The Project

A stroke is a sudden loss of oxygen to the brain, caused by a clot blocking the blood supply or a bleed within the brain itself.

Stroke is the leading cause of disability in the UK and worldwide, but research suggests:
Around 3 in 10 strokes are unexplained.
Around 1 in 10 of strokes could be prevented
if known risk factors for stroke were treated.

We know that in many cases, the information necessary to predict a future stroke is present in medical tests undertaken for other reasons, however, often healthcare professionals do not have the time to look for and act on this information. Moreover, around 30% of the strokes cannot be explained by known risk factors for stroke.

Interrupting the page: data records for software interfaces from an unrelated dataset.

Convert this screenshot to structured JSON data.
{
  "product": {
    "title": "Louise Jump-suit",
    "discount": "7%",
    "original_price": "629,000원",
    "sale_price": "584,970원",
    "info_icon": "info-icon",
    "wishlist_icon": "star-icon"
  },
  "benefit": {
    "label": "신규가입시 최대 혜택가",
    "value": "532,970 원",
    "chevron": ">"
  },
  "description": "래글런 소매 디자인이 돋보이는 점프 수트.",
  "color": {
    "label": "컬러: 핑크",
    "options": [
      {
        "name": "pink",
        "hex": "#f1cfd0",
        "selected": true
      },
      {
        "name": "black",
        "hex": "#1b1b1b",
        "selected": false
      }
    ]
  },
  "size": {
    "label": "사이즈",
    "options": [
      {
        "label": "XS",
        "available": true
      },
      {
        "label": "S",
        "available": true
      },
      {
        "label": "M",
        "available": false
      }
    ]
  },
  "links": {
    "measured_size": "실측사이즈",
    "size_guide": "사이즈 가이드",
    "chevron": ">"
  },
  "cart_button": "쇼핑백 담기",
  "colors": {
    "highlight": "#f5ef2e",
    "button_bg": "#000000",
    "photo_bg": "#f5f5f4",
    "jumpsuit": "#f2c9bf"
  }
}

We believe that Artificial Intelligence technologies may allow us to automatically detect those at higher risk of stroke, by identifying patterns within these investigations which predict a stroke. These patterns may allow us to identify new and known risk factors. We hope to create an artificial intelligence ‘model’ which will analyse health records and and medical tests, to create a tailored, personal assessment of stroke risk. This will allow treatments which reduce this risk to be started and, we hope, new treatments to be developed.

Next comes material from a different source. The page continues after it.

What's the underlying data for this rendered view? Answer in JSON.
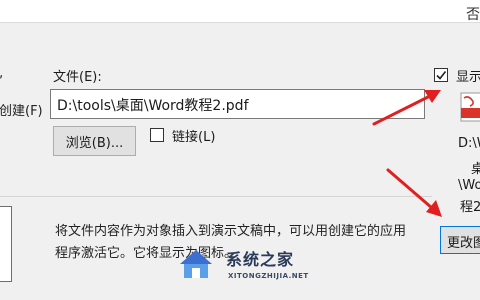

2024 February

PHASE I - model training

Funded by a grant from the UKRI Medical Research Council, we are currently building a database of anonymised information drawn from health records and medical tests libraries of University Hospitals Plymouth NHS Trust. This will comprise 10,000 people who have had a stroke and up to 110,000 people who have not. We think this will allow us to generate sophisticated estimates of the future risk of stroke at 1,3, 5 and 10 years. Using techniques known as ‘explainable AI’, we also hope to be able to identify new markers of future stroke, which will may enable new treatments to be developed

2027 (planned)

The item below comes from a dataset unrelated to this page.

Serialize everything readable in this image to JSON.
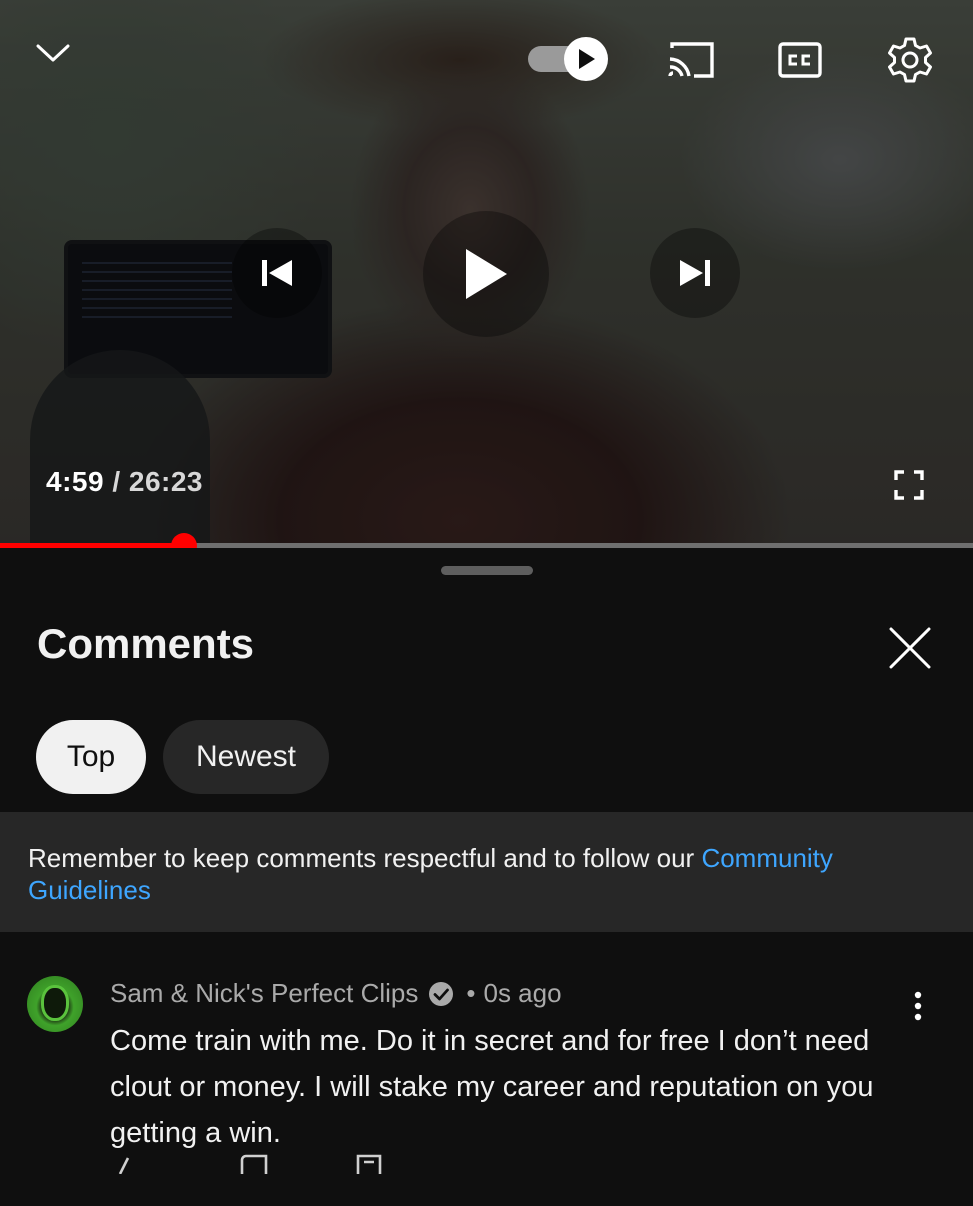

PHASE II - External Validation

In order to ensure the predictions our model is making are accurate, we plan to test whether it can accurately predict stroke in populations representing the diversity of the United Kingdom. This will involve building new datasets extracted from other UK Healthcare providers and applying the model to them to see if it works.

2029 (planned)


Having engaged with stroke survivors, carers, members of the public and healthcare professionals to understand the best way to communicate the predictions made in the model, we hope to use them to target personalized treatments to reduce the risk of future stroke.